Fablab Festival, organized by Artilect, will be held in Toulouse on May 6-10. More than 40 labs and 4,000 visitors are expected. As a partner of the event, Makery met the founder of Artilect, Nicolas Lassabe.
Since 2011Artilect has been hosting annual fab conferences in Toulouse, bringing together the movers and shakers of the French lab scene. This year, France’s oldest fablab had the grander vision to organize Fablab Festival over 5 full days, from May 6-10. About 40 labs from a non-exhaustive list, plotted on the Makery map below, will be present in Toulouse, hailing from Nantes, Calais, Amiens, Lyon, Paris, Montpellier, Grenoble, Brest, Caen…
While the majority of labs expected to participate have signed theMIT Fab Foundation’s Fab Charter, Lassabe insists that “the event is open to all”, and especially to foreign labs. Delegations from Ouagalab (Burkina Faso), FabLab Dhahran (Saudi Arabia), fablabs from Barcelona and Sevilla, Holland and even São Paulo are announced.
4,000 visitors expected over 5 days: school groups on Wednesday and Thursday, fablabs from Thursday through Sunday, the general public over the weekend. “And it’s all free!”
There should be something for everyone, as the full program includes activities that use both hands and brains.
In order: 8 conferences (including Tomas Diez and Jean-Louis Fréchin), 10 round tables (including two moderated by Makery), 16 brainstorming sessions, 25 project presentations and 50 practical workshops. Impossible to do it all, visitors will have to choose between listening to the founding father of fablabs Neil Gershenfeld (via video conference), debating the benefits of university fablabs, building robots, piloting a drone, taking the first steps into aquaponics, etc. The goal is to represent labs in all their diversity.
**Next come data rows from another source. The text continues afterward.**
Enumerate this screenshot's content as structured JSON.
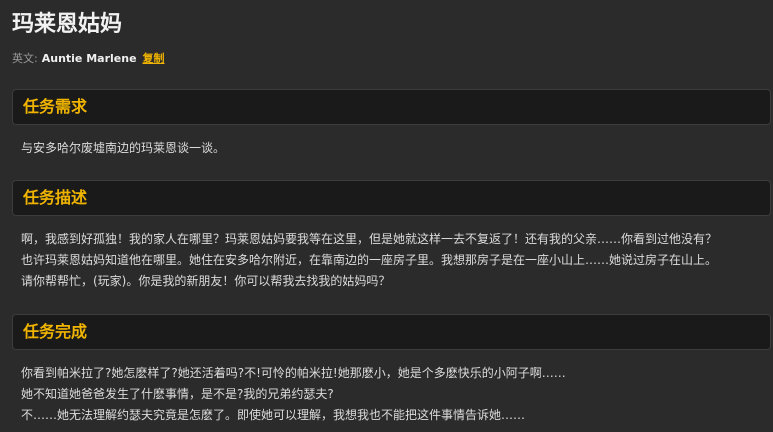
{
  "page": {
    "title": "玛莱恩姑妈",
    "english_label": "英文:",
    "english_name": "Auntie Marlene",
    "copy_label": "复制"
  },
  "sections": [
    {
      "header": "任务需求",
      "lines": [
        "与安多哈尔废墟南边的玛莱恩谈一谈。"
      ]
    },
    {
      "header": "任务描述",
      "lines": [
        "啊，我感到好孤独！我的家人在哪里？玛莱恩姑妈要我等在这里，但是她就这样一去不复返了！还有我的父亲……你看到过他没有？",
        "也许玛莱恩姑妈知道他在哪里。她住在安多哈尔附近，在靠南边的一座房子里。我想那房子是在一座小山上……她说过房子在山上。",
        "请你帮帮忙，(玩家)。你是我的新朋友！你可以帮我去找我的姑妈吗？"
      ]
    },
    {
      "header": "任务完成",
      "lines": [
        "你看到帕米拉了?她怎麽样了?她还活着吗?不!可怜的帕米拉!她那麽小，她是个多麽快乐的小阿子啊……",
        "她不知道她爸爸发生了什麽事情，是不是?我的兄弟约瑟夫?",
        "不……她无法理解约瑟夫究竟是怎麽了。即使她可以理解，我想我也不能把这件事情告诉她……"
      ]
    }
  ]
}
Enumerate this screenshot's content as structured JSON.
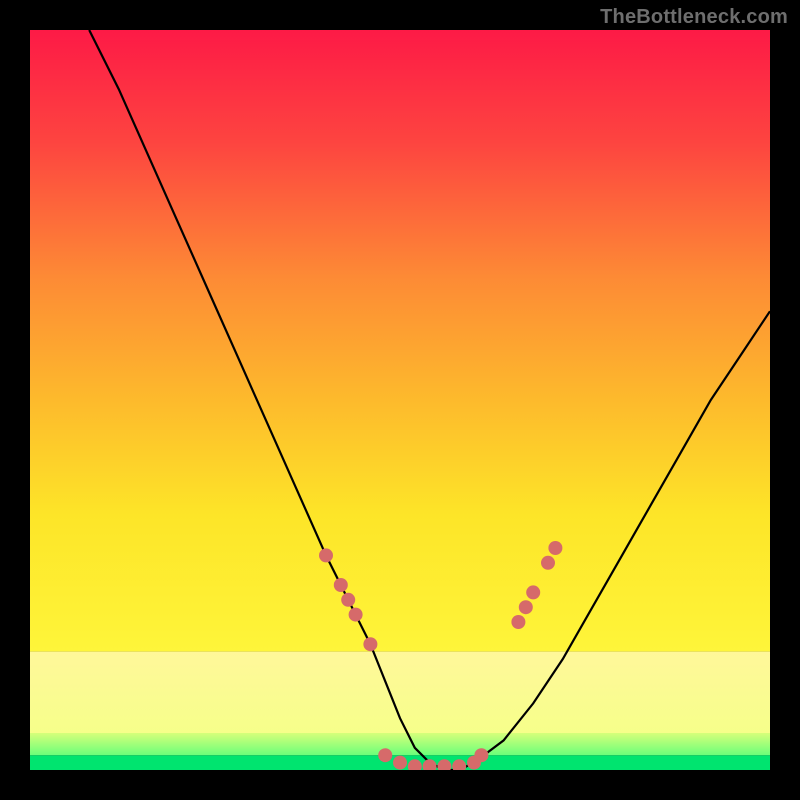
{
  "watermark": "TheBottleneck.com",
  "chart_data": {
    "type": "line",
    "title": "",
    "xlabel": "",
    "ylabel": "",
    "xlim": [
      0,
      100
    ],
    "ylim": [
      0,
      100
    ],
    "grid": false,
    "legend": false,
    "series": [
      {
        "name": "bottleneck-curve",
        "x": [
          8,
          12,
          16,
          20,
          24,
          28,
          32,
          36,
          40,
          42,
          44,
          46,
          48,
          50,
          52,
          54,
          56,
          58,
          60,
          64,
          68,
          72,
          76,
          80,
          84,
          88,
          92,
          96,
          100
        ],
        "y": [
          100,
          92,
          83,
          74,
          65,
          56,
          47,
          38,
          29,
          25,
          21,
          17,
          12,
          7,
          3,
          1,
          0,
          0,
          1,
          4,
          9,
          15,
          22,
          29,
          36,
          43,
          50,
          56,
          62
        ]
      }
    ],
    "markers": {
      "name": "highlight-dots",
      "color": "#d66a6a",
      "points": [
        {
          "x": 40,
          "y": 29
        },
        {
          "x": 42,
          "y": 25
        },
        {
          "x": 43,
          "y": 23
        },
        {
          "x": 44,
          "y": 21
        },
        {
          "x": 46,
          "y": 17
        },
        {
          "x": 48,
          "y": 2
        },
        {
          "x": 50,
          "y": 1
        },
        {
          "x": 52,
          "y": 0.5
        },
        {
          "x": 54,
          "y": 0.5
        },
        {
          "x": 56,
          "y": 0.5
        },
        {
          "x": 58,
          "y": 0.5
        },
        {
          "x": 60,
          "y": 1
        },
        {
          "x": 61,
          "y": 2
        },
        {
          "x": 66,
          "y": 20
        },
        {
          "x": 67,
          "y": 22
        },
        {
          "x": 68,
          "y": 24
        },
        {
          "x": 70,
          "y": 28
        },
        {
          "x": 71,
          "y": 30
        }
      ]
    },
    "bands": [
      {
        "name": "green-band",
        "y0": 0,
        "y1": 2,
        "color_top": "#00e46f",
        "color_bottom": "#00e46f"
      },
      {
        "name": "light-green-band",
        "y0": 2,
        "y1": 5,
        "color_top": "#d6ff7a",
        "color_bottom": "#6bff7a"
      },
      {
        "name": "cream-band",
        "y0": 5,
        "y1": 16,
        "color_top": "#fff79a",
        "color_bottom": "#f6ff8a"
      }
    ],
    "gradient_stops": [
      {
        "offset": 0,
        "color": "#fd1a46"
      },
      {
        "offset": 18,
        "color": "#fd4440"
      },
      {
        "offset": 40,
        "color": "#fd8b35"
      },
      {
        "offset": 60,
        "color": "#fdbb2c"
      },
      {
        "offset": 78,
        "color": "#fde528"
      },
      {
        "offset": 100,
        "color": "#fef53a"
      }
    ]
  }
}
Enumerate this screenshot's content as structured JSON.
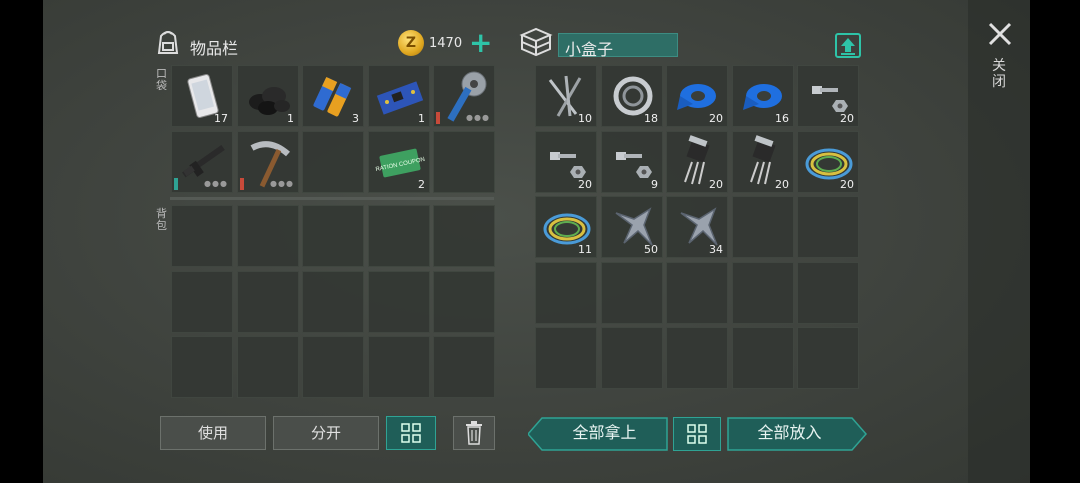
{
  "inventory": {
    "title": "物品栏",
    "pocket_label": "口袋",
    "backpack_label": "背包",
    "coin_symbol": "Z",
    "coins": "1470",
    "add_symbol": "+",
    "pocket_slots": [
      {
        "icon": "phone-icon",
        "qty": "17"
      },
      {
        "icon": "coal-icon",
        "qty": "1"
      },
      {
        "icon": "battery-icon",
        "qty": "3"
      },
      {
        "icon": "circuit-board-icon",
        "qty": "1"
      },
      {
        "icon": "buzzsaw-weapon-icon",
        "qty": "",
        "durability_color": "#c84a3a"
      },
      {
        "icon": "assault-rifle-icon",
        "qty": "",
        "durability_color": "#2fa394"
      },
      {
        "icon": "pickaxe-icon",
        "qty": "",
        "durability_color": "#c84a3a"
      },
      {
        "icon": "",
        "qty": ""
      },
      {
        "icon": "ration-coupon-icon",
        "qty": "2",
        "coupon_text": "RATION COUPON"
      },
      {
        "icon": "",
        "qty": ""
      }
    ]
  },
  "container": {
    "name": "小盒子",
    "slots": [
      {
        "icon": "nails-icon",
        "qty": "10"
      },
      {
        "icon": "bearing-icon",
        "qty": "18"
      },
      {
        "icon": "tape-icon",
        "qty": "20"
      },
      {
        "icon": "tape-icon",
        "qty": "16"
      },
      {
        "icon": "bolt-nut-icon",
        "qty": "20"
      },
      {
        "icon": "bolt-nut-icon",
        "qty": "20"
      },
      {
        "icon": "bolt-nut-icon",
        "qty": "9"
      },
      {
        "icon": "transistor-icon",
        "qty": "20"
      },
      {
        "icon": "transistor-icon",
        "qty": "20"
      },
      {
        "icon": "wire-coil-icon",
        "qty": "20"
      },
      {
        "icon": "wire-coil-icon",
        "qty": "11"
      },
      {
        "icon": "metal-scrap-icon",
        "qty": "50"
      },
      {
        "icon": "metal-scrap-icon",
        "qty": "34"
      }
    ]
  },
  "buttons": {
    "use": "使用",
    "split": "分开",
    "take_all": "全部拿上",
    "put_all": "全部放入"
  },
  "close_label": "关闭",
  "colors": {
    "accent": "#2ec4a8",
    "coin": "#e0a820"
  }
}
Speaking of diversity… Lassabe sets the tone from the outset: “One of the points of Fablab Festival is to lay the foundation for a French lab network.” Ahead of the long holiday weekend beginning on May 8, the mailing lists of French fablabs have been buzzing with activity. Will this network consist of several concentric networks, with fablabs directly affiliated with the Fab Foundation at its core? “We need to work on the why. If we have the why, the reason for the network, everything else will follow,” says Lassabe.
The latest network or a network at last?
So, why a network? In order to expand coverage of the territory by helping the little newbies, to connect with the corporate world, with politics and education issues, for example, to become a lobby and weigh in on the public debate. Should 3D printing be taxed? How should school children be trained in digital media? Opportunities are hardly lacking…
“For the rest of the fablab world, France is the oddball,” Lassabe admits. “We’re a country where the lab community sometimes experiences friction with the professional world. We’re also the only country where some people want to rewrite the Fab Charter. But we’re also the country that ranks second in number of labs, right behind the United States.” Proof that the French are passionate about the fablabs that will congregate at Fablab Festival.
Bonus: France’s 1st Drone Festival
The hall near Artilect, which will be the festival venue, is huge: 3,000 square meters, 150 meters long, 50 meters wide, 12-meter-high ceiling. A dream for drone-heads, who often hover around the fablab scene. One-third of the hall will thus be converted into an indoor fly-zone, equipped with a path of sensing doors. “A super playground!” exclaimed Hakim Amrani Montanelli, founder of Flylab (Paris-based lab dedicated to drones), as he presented Drone Fest in Paris on April 10.
A true festival within a festival, France’s first Drone Fest aims to connect enthusiasts, researchers, startuppers, makers and industry professionals around workshops, lectures and prototyping sprints.
Fablab Festival program, free admission from 9:30 AM to 6 PM, except May 10 (closes at 5 PM)